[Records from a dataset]

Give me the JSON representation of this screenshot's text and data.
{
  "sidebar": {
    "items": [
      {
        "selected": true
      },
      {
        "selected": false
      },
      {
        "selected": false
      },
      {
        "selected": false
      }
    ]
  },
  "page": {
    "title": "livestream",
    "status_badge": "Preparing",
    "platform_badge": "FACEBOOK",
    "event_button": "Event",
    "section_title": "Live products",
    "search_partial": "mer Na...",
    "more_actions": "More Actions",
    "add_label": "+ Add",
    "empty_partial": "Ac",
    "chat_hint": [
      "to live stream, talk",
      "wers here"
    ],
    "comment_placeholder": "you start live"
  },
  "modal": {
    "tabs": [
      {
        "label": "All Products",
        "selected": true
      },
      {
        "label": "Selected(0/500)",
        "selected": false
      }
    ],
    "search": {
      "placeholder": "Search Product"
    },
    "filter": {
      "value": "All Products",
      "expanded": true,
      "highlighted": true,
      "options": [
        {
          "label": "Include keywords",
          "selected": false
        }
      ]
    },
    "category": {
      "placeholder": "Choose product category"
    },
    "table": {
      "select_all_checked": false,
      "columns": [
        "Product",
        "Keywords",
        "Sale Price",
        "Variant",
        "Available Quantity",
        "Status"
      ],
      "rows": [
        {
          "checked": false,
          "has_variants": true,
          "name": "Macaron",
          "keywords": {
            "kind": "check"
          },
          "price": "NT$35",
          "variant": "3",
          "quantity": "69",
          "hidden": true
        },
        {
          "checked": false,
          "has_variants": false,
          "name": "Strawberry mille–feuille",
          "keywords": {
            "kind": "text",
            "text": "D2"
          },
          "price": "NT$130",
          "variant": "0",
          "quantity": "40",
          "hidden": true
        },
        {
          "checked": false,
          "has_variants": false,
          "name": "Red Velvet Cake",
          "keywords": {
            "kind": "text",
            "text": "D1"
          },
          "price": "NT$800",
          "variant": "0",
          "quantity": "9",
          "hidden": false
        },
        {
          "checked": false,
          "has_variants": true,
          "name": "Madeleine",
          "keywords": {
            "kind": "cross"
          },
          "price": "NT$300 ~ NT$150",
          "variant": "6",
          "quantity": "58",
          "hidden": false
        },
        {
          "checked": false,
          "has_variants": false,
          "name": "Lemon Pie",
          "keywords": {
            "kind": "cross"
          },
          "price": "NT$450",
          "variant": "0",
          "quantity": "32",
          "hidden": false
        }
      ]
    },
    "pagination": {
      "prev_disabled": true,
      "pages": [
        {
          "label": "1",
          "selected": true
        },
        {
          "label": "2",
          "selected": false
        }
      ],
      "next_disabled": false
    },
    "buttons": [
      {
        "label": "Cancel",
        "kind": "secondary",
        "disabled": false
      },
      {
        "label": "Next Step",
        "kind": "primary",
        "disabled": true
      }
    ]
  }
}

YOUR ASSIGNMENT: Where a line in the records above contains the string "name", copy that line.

SOLUTION BELOW:
          "name": "Macaron",
          "name": "Strawberry mille–feuille",
          "name": "Red Velvet Cake",
          "name": "Madeleine",
          "name": "Lemon Pie",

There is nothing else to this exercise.